A corruption storm intensifies

6 February 2013 0 Comments

The arrest of ex-SNC-Lavalin boss Pierre Duhaime brings the company’s Libya difficulties ominously closer to home.

It’s ballooning into the largest corporate scandal in Canadian history, says one newspaper.

On 28 November Pierre Duhaime, the 58-year-old former president and CEO of Montreal-headquartered engineering firm SNC-Lavalin, was arrested by Quebec police at his home. He faces three charges of fraud, conspiracy to commit fraud and using a forged document.

Canadian newspapers, La Presse and the Financial Post, have linked the charges to the firm’s contract to design, build and maintain one of Canada’s biggest private-finance projects, the CAN$1.3bn McGill University Health Centre “superhospital”.

And police want to arrest – for the same set of charges – a second ex-SNC executive, Riadh Ben Aissa, but they can’t because he is in a Swiss prison, having been indicted by prosecutors there for alleged bribery in relation to contracts in Libya and Tunisia.

Duhaime’s arrest, and the redoubled interest in Ben Aissa, bring SNC-Lavalin’s Libya difficulties, which made spectacular headlines last year, ominously closer to home.

Three countries, Canada, Mexico and Switzerland, are now investigating SNC-Lavalin’s involvement with Libyan dictator Moammar Gadhafi’s son, Saadi.

Pierre Duhame

Canadian national police, the RCMP, raided SNC-Lavalin’s headquarters last April. The police search warrant, a redacted version of which was obtained by newspapers in January this year, shows that police suspected Riadh Ben Aissa, then an SNC vice president, of paying Saadi Gaddafi CAN$160m in kickbacks for giving major contracts to SNC-Lavalin, Canada’s biggest engineering and construction company.

Ben Aissa was arrested in Switzerland later in April, 2012, and indicted in November, according to Swiss broadcaster RTS, over allegations that he transferred money to Saadi Gaddafi through a network of companies and accounts.

The RCMP also believed Ben Aissa and former SNC-Lavalin controller Stéphane Roy planned illegally to smuggle Saadi Gaddafi and his family to Mexico as the Gaddafi regime fought for its life in 2011. A Canadian woman, Cynthia Vanier, who was retained by Ben Aissa and Roy to go to Libya on an apparent fact-finding mission, was arrested in Mexico in November 2011, and later charged with conspiring to mastermind the operation.

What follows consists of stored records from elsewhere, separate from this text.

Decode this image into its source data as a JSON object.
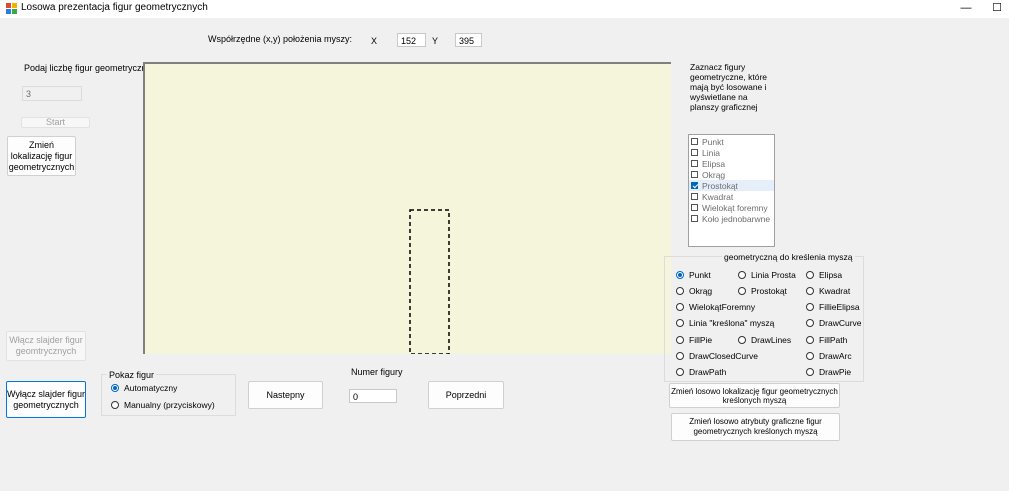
{
  "window": {
    "title": "Losowa prezentacja figur geometrycznych",
    "minimize_glyph": "—",
    "maximize_glyph": "☐"
  },
  "mouse": {
    "label": "Współrzędne (x,y) położenia myszy:",
    "x_label": "X",
    "x_value": "152",
    "y_label": "Y",
    "y_value": "395"
  },
  "left_panel": {
    "count_label": "Podaj liczbę figur geometrycznych",
    "count_value": "3",
    "start_label": "Start",
    "change_location_label": "Zmień lokalizację figur geometrycznych",
    "enable_slider_label": "Włącz slajder figur geomtrycznych",
    "disable_slider_label": "Wyłącz slajder figur geometrycznych"
  },
  "show_mode": {
    "legend": "Pokaz figur",
    "options": [
      "Automatyczny",
      "Manualny (przyciskowy)"
    ],
    "selected": 0
  },
  "nav": {
    "next_label": "Nastepny",
    "number_label": "Numer figury",
    "number_value": "0",
    "prev_label": "Poprzedni"
  },
  "shapes_panel": {
    "heading": "Zaznacz figury geometryczne, które mają być losowane i wyświetlane na planszy graficznej",
    "items": [
      {
        "label": "Punkt",
        "checked": false
      },
      {
        "label": "Linia",
        "checked": false
      },
      {
        "label": "Elipsa",
        "checked": false
      },
      {
        "label": "Okrąg",
        "checked": false
      },
      {
        "label": "Prostokąt",
        "checked": true
      },
      {
        "label": "Kwadrat",
        "checked": false
      },
      {
        "label": "Wielokąt foremny",
        "checked": false
      },
      {
        "label": "Koło jednobarwne",
        "checked": false
      }
    ]
  },
  "draw_group": {
    "legend": "geometryczną do kreślenia myszą",
    "selected": "Punkt",
    "col1": [
      "Punkt",
      "Okrąg",
      "WielokątForemny",
      "Linia \"kreślona\" myszą",
      "FillPie",
      "DrawClosedCurve",
      "DrawPath"
    ],
    "col2": [
      "Linia Prosta",
      "Prostokąt",
      "",
      "",
      "DrawLines",
      "",
      ""
    ],
    "col3": [
      "Elipsa",
      "Kwadrat",
      "FillieElipsa",
      "DrawCurve",
      "FillPath",
      "DrawArc",
      "DrawPie"
    ]
  },
  "bottom_right": {
    "random_location_label": "Zmień losowo lokalizację figur geometrycznych kreślonych myszą",
    "random_attributes_label": "Zmień losowo atrybuty graficzne figur geometrycznych kreślonych myszą"
  }
}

She remains in prison, awaiting trial.

For a year now the board of SNC-Lavalin has fought to contain the damage. It fired Ben Aissa and Roy in February 2012. In March Pierre Duhaime resigned after an internal report found he had authorised CAN$56m in improperly documented payments.

In August 2012 it selected Robert Card as new president and CEO. Card joined from CH2M Hill, where he had been president and group chief executive of the international division. Card was also COO in the consortium building the London Olympics complex. Other appointments have followed in what the company has called the “continuing renewal of the board”.

SNC says it observes a strict ethical code, and is cooperating with ongoing investigations. In a statement following Pierre Duhaime’s arrest, SNC chair Gwyn Morgan said: “Over the last number of months we have taken, and will continue to take, measures to reinforce our procedures and strengthen internal controls and processes.”

Clearly, the company is trying to distance itself from the actions of what may be a few individuals. But Duhaime’s arrest over alleged corruption at home, and the complex nature of the Swiss investigation into Ben Aissa, have led some to say the scandal goes deeper.

“The issues at SNC are deep-rooted and permeate the organisation,” Anthony Scilipoti, vice-president of Veritas Investment Research, told the Financial Post. He said other individuals at the company likely had knowledge of these events and should be fired. The SNC-Lavalin affair was “ballooning into the largest corporate scandal in Canada’s history,” the Financial Post wrote.

Company chair Gwyn Morgan acknowledged the growing difficulties when he said in his statement following Duhaime’s arrest: “While none of the charges have been proven, this development suggests that there may be additional facts regarding Mr. Duhaime of which the Board was not aware at the time of his departure.”

Another looming liability is a CAN$1bn class-action lawsuit against SNC-Lavalin launched last year by investors who saw the value of their investment in the company plummet following revelations of irregularities in North Africa.

And yet SNC-Lavalin is doing well. As a terrible 2012 drew to a close, it was announcing big contract wins in Saudi Arabia, Poland and Panama. Its share price has begun climbing again after it plummeted in February 2012 on the news of mystery disbursements.

But whether the 102-year-old firm can navigate out of this typhoon remains to be seen, and with trials pending in three countries, there is still a considerable distance to go.